What’s the difference between progressive care and intensive care?

Progressive care and intensive care are two levels of care in an acute care hospital that provide specialized nursing care and monitoring for patients with different degrees of illness and instability. However, they are not the same, and understanding the differences between them is important for both patients and providers. In this article, we will explain what progressive care and intensive care are, how they differ, and what factors determine the level of care for a patient.

What is progressive care?

Progressive care, also known as step-down, intermediate, transitional, or telemetry care, is a level of care that is intermediate between intensive care and general medical-surgical care. Progressive care patients are those who require close observation and frequent interventions but are not as intensive as those in the intensive care unit (ICU). For example, progressive care patients may have cardiac, respiratory, neurological, or renal problems that need continuous monitoring, such as chest pain, arrhythmias, stroke, or acute kidney injury.

Progressive care units (PCUs) are usually located near or adjacent to the ICUs and have similar equipment and technology, such as cardiac monitors, infusion pumps, and oxygen devices. However, PCUs have a higher nurse-to-patient ratio than ICUs, ranging from 1:3 to 1:5, depending on the acuity and complexity of the patients. PCUs may also have different types and scopes of practice, such as general, cardiac, or neurological PCUs.

What is intensive care?

Intensive care, also known as critical care, is a level of care that is reserved for the most acutely ill and unstable patients, who require constant and comprehensive care and support. Intensive care patients are those who have one or more vital organ systems impaired or at risk of failure, such as the heart, lungs, brain, or kidneys, and have a high probability of life-threatening deterioration or complications. For example, intensive care patients may have septic shock, respiratory failure, cardiac arrest, or multiple organ dysfunction syndrome.

Intensive care units (ICUs) are specially designed and equipped units that provide the highest level of care and monitoring for critically ill patients. ICUs have a low nurse-to-patient ratio, usually 1:1 or 1:2, and a multidisciplinary team of physicians, nurses, respiratory therapists, pharmacists, and other specialists. ICUs may also have different sub-specialties and services, such as medical, surgical, cardiac, or neurologic ICUs.

How are progressive care and intensive care different?

Progressive care and intensive care are different in several aspects, such as:

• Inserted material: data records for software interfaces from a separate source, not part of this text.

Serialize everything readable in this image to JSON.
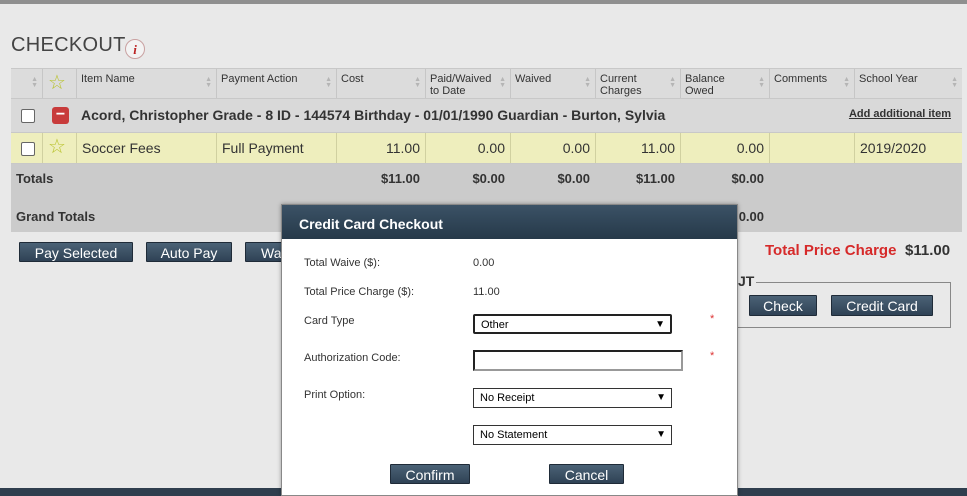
{
  "page": {
    "title": "CHECKOUT",
    "info_icon": "i"
  },
  "columns": [
    "Item Name",
    "Payment Action",
    "Cost",
    "Paid/Waived to Date",
    "Waived",
    "Current Charges",
    "Balance Owed",
    "Comments",
    "School Year"
  ],
  "student": {
    "summary": "Acord, Christopher Grade - 8 ID - 144574 Birthday - 01/01/1990 Guardian - Burton, Sylvia",
    "add_link": "Add additional item"
  },
  "item": {
    "name": "Soccer Fees",
    "action": "Full Payment",
    "cost": "11.00",
    "paid": "0.00",
    "waived": "0.00",
    "current": "11.00",
    "balance": "0.00",
    "comments": "",
    "year": "2019/2020"
  },
  "totals": {
    "label": "Totals",
    "cost": "$11.00",
    "paid": "$0.00",
    "waived": "$0.00",
    "current": "$11.00",
    "balance": "$0.00"
  },
  "grand_totals": {
    "label": "Grand Totals",
    "balance": "0.00"
  },
  "buttons": {
    "pay_selected": "Pay Selected",
    "auto_pay": "Auto Pay",
    "waive_partial": "Wa"
  },
  "total_price": {
    "label": "Total Price Charge",
    "value": "$11.00"
  },
  "checkout_box": {
    "legend": "JT",
    "check": "Check",
    "credit_card": "Credit Card"
  },
  "modal": {
    "title": "Credit Card Checkout",
    "total_waive_label": "Total Waive ($):",
    "total_waive": "0.00",
    "total_price_label": "Total Price Charge ($):",
    "total_price": "11.00",
    "card_type_label": "Card Type",
    "card_type": "Other",
    "auth_label": "Authorization Code:",
    "auth_value": "",
    "print_label": "Print Option:",
    "print_option": "No Receipt",
    "statement_option": "No Statement",
    "required_mark": "*",
    "confirm": "Confirm",
    "cancel": "Cancel"
  },
  "colors": {
    "accent_red": "#d62a2a",
    "button_dark": "#34495c",
    "item_row": "#eeeebd"
  },
  "icons": [
    "info-icon",
    "star-icon",
    "minus-icon",
    "sort-icon",
    "chevron-down-icon"
  ]
}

  • The degree of illness and instability of the patients: Progressive care patients are less acutely ill and more stable than intensive care patients, and have a lower risk of life-threatening deterioration or complications.
  • The type and frequency of interventions and monitoring: Progressive care patients require less intensive and less frequent interventions and monitoring than intensive care patients, and may have more autonomy and mobility.
  • The nurse-to-patient ratio and staffing: Progressive care units have a higher nurse-to-patient ratio and less staffing than intensive care units, and may have less specialized and more generalist nurses.
  • The cost and reimbursement: Progressive care units have a lower cost and reimbursement than intensive care units, and may have different billing and coding rules and regulations.

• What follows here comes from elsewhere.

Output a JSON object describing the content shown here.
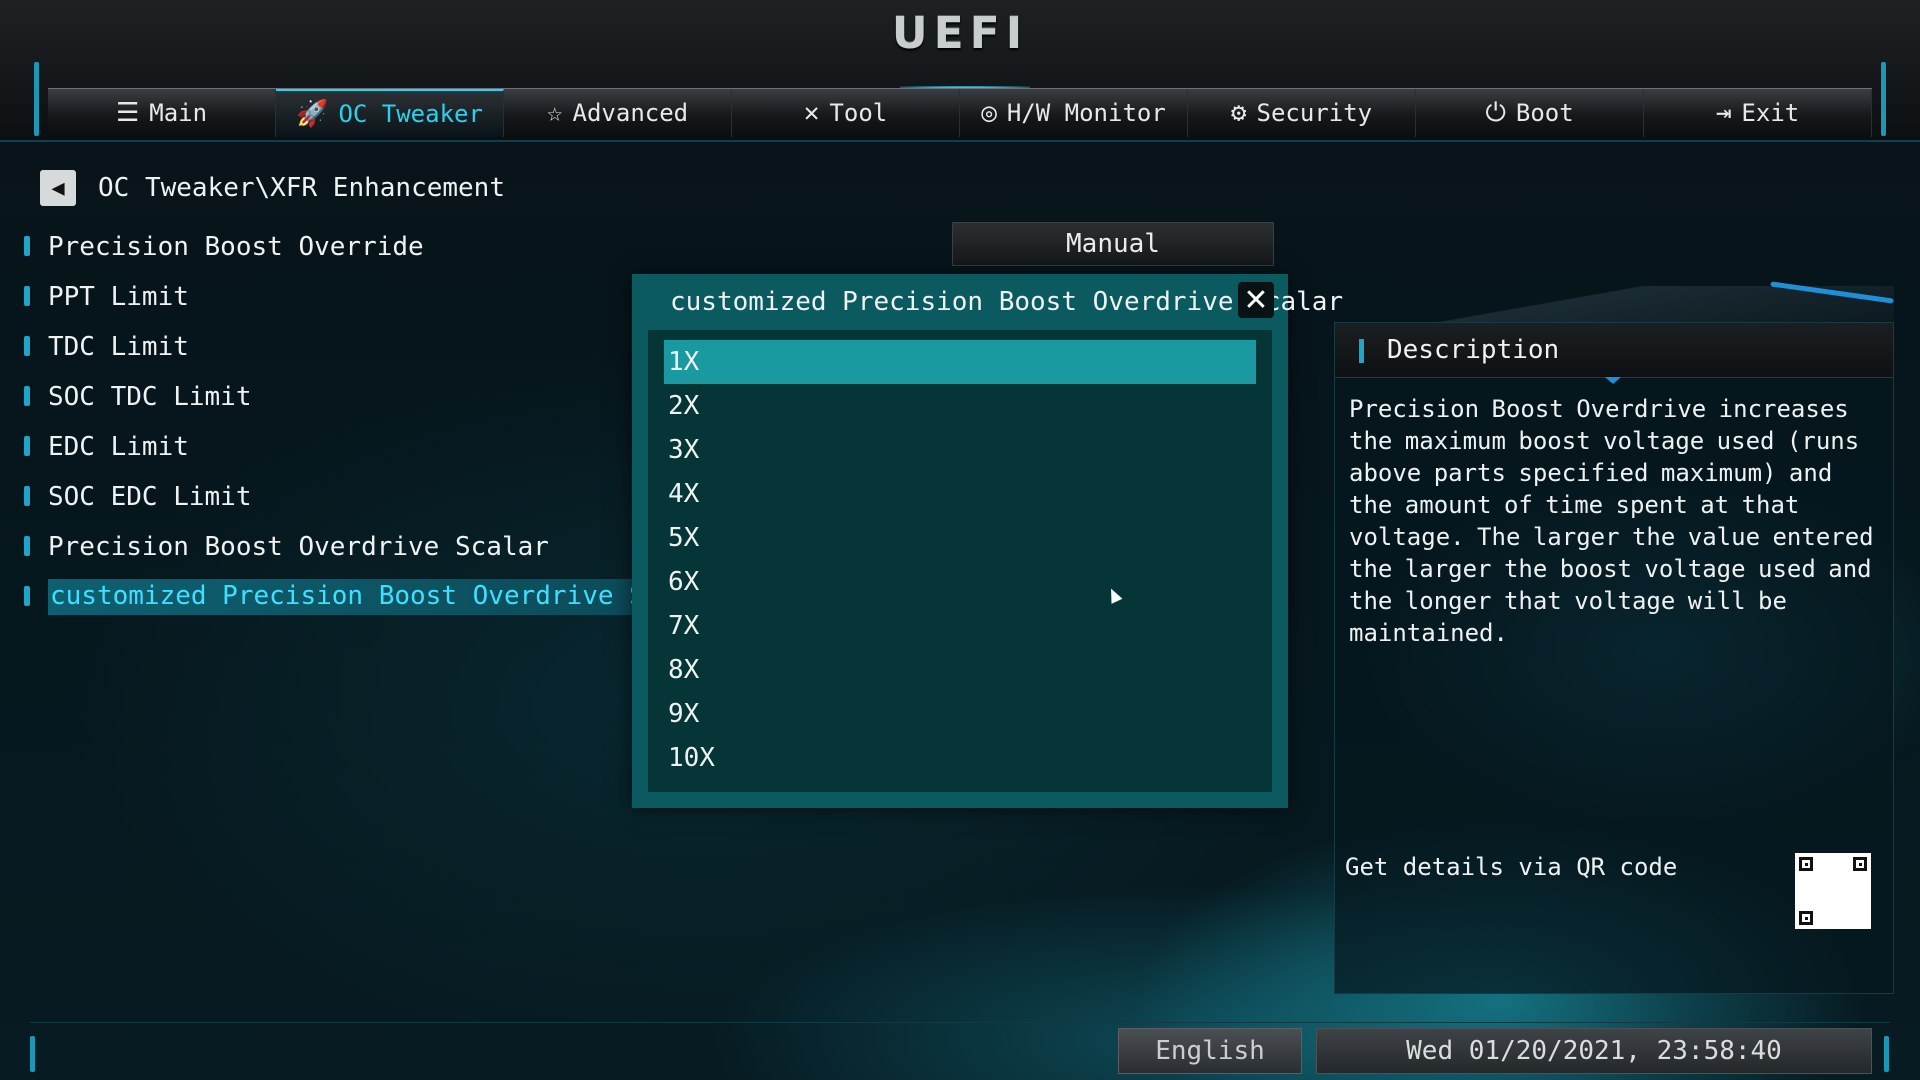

What factors determine the level of care for a patient?

The level of care for a patient is determined by several factors, such as:

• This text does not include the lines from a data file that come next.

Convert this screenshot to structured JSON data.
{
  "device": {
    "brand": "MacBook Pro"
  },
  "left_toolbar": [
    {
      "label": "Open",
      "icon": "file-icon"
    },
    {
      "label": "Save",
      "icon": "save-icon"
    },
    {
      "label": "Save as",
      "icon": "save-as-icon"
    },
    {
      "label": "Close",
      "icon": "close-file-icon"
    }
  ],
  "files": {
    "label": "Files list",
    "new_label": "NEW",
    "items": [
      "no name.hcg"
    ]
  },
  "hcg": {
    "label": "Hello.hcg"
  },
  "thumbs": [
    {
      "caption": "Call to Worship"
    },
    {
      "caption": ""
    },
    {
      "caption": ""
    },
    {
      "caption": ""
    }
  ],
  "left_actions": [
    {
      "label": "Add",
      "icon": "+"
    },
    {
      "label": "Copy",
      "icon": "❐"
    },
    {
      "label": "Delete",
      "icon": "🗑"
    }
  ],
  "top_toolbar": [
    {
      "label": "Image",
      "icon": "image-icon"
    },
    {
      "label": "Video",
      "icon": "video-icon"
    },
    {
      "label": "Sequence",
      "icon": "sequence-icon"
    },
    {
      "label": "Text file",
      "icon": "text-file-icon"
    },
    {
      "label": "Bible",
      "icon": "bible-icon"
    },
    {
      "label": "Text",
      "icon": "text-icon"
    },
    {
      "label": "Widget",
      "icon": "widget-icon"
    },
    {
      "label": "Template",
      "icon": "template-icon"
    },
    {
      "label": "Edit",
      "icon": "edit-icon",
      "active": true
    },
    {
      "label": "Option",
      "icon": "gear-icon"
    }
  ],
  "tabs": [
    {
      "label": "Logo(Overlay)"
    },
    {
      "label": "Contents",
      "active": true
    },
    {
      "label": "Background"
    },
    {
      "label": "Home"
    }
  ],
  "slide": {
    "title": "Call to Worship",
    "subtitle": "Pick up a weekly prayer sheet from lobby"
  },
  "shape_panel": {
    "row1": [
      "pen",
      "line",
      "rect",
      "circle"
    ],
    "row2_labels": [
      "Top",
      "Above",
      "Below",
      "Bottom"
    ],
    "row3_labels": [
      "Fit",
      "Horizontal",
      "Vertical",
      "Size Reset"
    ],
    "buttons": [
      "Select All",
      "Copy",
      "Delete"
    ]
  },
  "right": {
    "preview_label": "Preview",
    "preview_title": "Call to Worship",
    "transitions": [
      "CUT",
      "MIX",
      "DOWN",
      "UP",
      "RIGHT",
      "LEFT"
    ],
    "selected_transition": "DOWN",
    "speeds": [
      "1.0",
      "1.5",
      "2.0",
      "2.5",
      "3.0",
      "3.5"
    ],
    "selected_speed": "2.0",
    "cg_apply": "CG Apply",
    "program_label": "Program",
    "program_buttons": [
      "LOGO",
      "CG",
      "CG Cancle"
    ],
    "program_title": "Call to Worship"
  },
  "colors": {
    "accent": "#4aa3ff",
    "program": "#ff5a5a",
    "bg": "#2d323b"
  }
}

  • The patient’s condition and needs: The patient’s diagnosis, severity, acuity, complexity, and potential for deterioration or complications are the primary factors that determine the level of care.
  • The provider’s judgment and recommendation: The provider’s assessment, evaluation, and plan of care are the main sources of information and guidance for the level of care.
  • The availability and capacity of the units: The availability and capacity of the progressive care and intensive care units, as well as the staffing and resources, are the practical and operational factors that influence the level of care.
  • The patient’s preference and consent: The patient’s preference and consent, as well as the family’s involvement and support, are the ethical and legal factors that affect the level of care.

Conclusion

Progressive care and intensive care are two levels of care in an acute care hospital that provide different degrees of nursing care and monitoring for patients with different degrees of illness and instability. Progressive care is intermediate between intensive care and general medical-surgical care and is suitable for patients who require close observation and frequent interventions, but not as intensive as those in the ICU. Intensive care is the highest level of care and is reserved for patients who have one or more vital organ systems impaired or at risk of failure, and have a high probability of life-threatening deterioration or complications. The level of care for a patient is determined by several factors, such as the patient’s condition and needs, the provider’s judgment and recommendation, the availability and capacity of the units, and the patient’s preference and consent.